Of course there's the other side of the coin: The Black Hole is a piece of the lineup that just couldn't get it going on a given night and contributed to a difficult evening for the team.


THN’s Take: The New Jersey Devils made Game 5 of their Eastern Conference final matchup against the New York Rangers look easy. For the first 10 minutes or so, that is.

The remaining 50 minutes weren’t nearly so smooth for the visiting team at Madison Square Garden, but the Devils’ resilience – and a gutsy performance from a Devil named Gionta, although not the guy most people think of when they associate that name with the franchise – led them to a 5-3 win and a crucial 3-2 series advantage.

New Jersey stormed out of the gate, jumping out to a 3-0 lead by the 9:49 mark. However, a weak goal allowed by Devils veteran Martin Brodeur some five minutes later kept New York in it and the second period was all Rangers: the Blueshirts cut the lead to one just 32 seconds into the frame and outshot the Devils 11-5. Just 17 seconds into the third, Brodeur allowed another bad goal during a puckhandling mishap that ended with Marian Gaborik scoring at a bad angle and it seemed the visitors were on the verge of full collapse.

But that’s the funny thing about this New Jersey team: they can look bad for stretches, but they almost always atone for poor play with a long period of smart, aggressive play. They stepped up collectively – nearly matching the Rangers’ 17 blocked shots with 16 of their own – and their role players stepped up yet again.
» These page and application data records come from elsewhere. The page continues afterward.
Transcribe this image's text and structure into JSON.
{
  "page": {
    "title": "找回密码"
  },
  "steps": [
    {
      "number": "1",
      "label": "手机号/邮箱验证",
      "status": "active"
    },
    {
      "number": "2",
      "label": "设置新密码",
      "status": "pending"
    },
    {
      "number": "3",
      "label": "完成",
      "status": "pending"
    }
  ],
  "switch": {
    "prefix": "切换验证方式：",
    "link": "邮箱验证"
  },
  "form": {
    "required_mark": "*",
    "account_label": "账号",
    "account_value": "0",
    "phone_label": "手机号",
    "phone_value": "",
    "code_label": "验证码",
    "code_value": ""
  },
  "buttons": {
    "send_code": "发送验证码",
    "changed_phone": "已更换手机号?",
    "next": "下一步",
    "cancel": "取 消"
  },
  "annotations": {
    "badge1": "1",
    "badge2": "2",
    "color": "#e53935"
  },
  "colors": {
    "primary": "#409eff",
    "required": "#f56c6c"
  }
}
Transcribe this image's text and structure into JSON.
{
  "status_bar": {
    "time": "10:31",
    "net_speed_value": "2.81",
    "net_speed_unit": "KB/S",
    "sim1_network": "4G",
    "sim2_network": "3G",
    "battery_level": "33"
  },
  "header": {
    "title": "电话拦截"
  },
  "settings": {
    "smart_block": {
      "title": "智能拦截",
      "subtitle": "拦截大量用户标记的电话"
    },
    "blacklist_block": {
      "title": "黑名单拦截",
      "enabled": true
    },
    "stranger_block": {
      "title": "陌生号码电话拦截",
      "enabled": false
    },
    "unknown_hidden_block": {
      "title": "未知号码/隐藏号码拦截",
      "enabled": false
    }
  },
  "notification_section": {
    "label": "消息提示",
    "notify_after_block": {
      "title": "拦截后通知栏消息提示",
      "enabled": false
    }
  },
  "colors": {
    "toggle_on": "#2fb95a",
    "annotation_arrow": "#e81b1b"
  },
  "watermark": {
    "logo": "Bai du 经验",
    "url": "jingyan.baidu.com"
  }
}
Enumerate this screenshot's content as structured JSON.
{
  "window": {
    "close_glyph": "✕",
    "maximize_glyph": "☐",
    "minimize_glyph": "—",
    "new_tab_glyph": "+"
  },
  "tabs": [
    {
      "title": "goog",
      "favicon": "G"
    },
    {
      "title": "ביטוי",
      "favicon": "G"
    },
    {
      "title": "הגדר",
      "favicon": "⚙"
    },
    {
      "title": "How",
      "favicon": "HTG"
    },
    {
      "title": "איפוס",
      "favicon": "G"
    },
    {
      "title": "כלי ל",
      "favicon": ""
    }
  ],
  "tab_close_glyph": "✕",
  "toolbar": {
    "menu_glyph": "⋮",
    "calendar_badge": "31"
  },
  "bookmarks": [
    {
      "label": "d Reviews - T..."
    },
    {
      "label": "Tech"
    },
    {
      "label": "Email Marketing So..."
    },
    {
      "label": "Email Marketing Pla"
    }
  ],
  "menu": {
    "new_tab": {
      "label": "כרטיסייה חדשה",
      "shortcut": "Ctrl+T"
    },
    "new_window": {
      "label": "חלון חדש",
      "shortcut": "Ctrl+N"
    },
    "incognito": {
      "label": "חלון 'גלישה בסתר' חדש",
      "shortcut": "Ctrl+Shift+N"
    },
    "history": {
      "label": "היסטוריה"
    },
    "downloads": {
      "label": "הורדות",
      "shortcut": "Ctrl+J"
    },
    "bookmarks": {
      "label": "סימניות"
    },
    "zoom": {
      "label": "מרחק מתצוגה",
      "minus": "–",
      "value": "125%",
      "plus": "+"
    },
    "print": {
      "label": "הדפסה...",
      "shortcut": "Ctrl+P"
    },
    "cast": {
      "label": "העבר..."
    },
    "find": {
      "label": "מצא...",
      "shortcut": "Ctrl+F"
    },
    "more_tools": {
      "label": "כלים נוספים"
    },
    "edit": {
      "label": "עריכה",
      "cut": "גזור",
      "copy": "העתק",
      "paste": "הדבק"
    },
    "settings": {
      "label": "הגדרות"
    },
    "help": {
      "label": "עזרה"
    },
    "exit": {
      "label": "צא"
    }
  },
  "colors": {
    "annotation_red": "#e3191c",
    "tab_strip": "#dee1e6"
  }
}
The key this time was career American Leaguer Stephen Gionta (yes, brother of Devils legend Brian Gionta), who scored the opening goal of the game and threaded a beautiful pass to teammate Ryan Carter for the game-winner with less than five minutes left in regulation.

The Rangers, however, are not out of this series, which shifts back to New Jersey for Game 6 Friday. Led by captain Ryan Callahan, the Blueshirts showed they’re not to be counted out by coming back from a relatively massive deficit. Unfortunately for them, they’ve now got to win two straight against a Devils team that hasn’t lost two in a row since Games 2 and 3 against Florida in Round 1.

Three Stars:

1. Stephen Gionta – The 28-year-old played just one regular-season game for the Devils and has only 13 total NHL career games, but for this night, at least, he was the Gionta leading New Jersey to a big win. He played only 9:49, but his goal and two points were huge at a time it seems star winger Ilya Kovalchuk isn’t himself again.

2. Ryan Callahan – New York’s heart-and-soul was a one-man wrecking ball, amassing a game-best six hits while scoring the Rangers’ second goal. If each of his teammates had Callahan’s heart, this series would be over already.

3. Marek Zidlicky – The veteran blueliner played 23:13 – only fellow D-man Bryce Salvador played more (23:33) for New Jersey – while chipping in an assist, four hits and two blocked shots. Like many of his teammates, Zidlicky is unspectacular, but able to perform well under pressure.

Who do you think was the first star?

The Black Hole: Rangers defenseman Michael Del Zotto is still only 21 years old, but, given how important he is to the team’s success, his struggles are hurting the Blueshirts’ chances of winning this series. Del Zotto was held pointless in Game 5 and posted a game-worst minus-three. He has just two assists and is a combined minus-five in his past five games, something that needs to improve immediately.


Jake Oettinger

Why Short-Term Deals Are Better Gambles for NHL Goalies

Adam Proteau argues that the consequences of signing a goalie long-term can hurt a franchise much more than gambling on a short-term contract.

Andrei Kuzmenko

Andrei Kuzmenko Shines in a Conflicting Canucks Season

Andrei Kuzmenko turned his career year in the KHL into an NHL contract. As Tony Ferrari explores, he's now showing promise as a strong two-way forward.

Frank Boucher, Bill Cook, Bun Cook

From the Archives: The Rangers World Premiere in 1926

Madison Square Garden wanted their own NHL team to capitalize on the popularity of New York's original squad. As Stan Fischler details, the Rangers were born.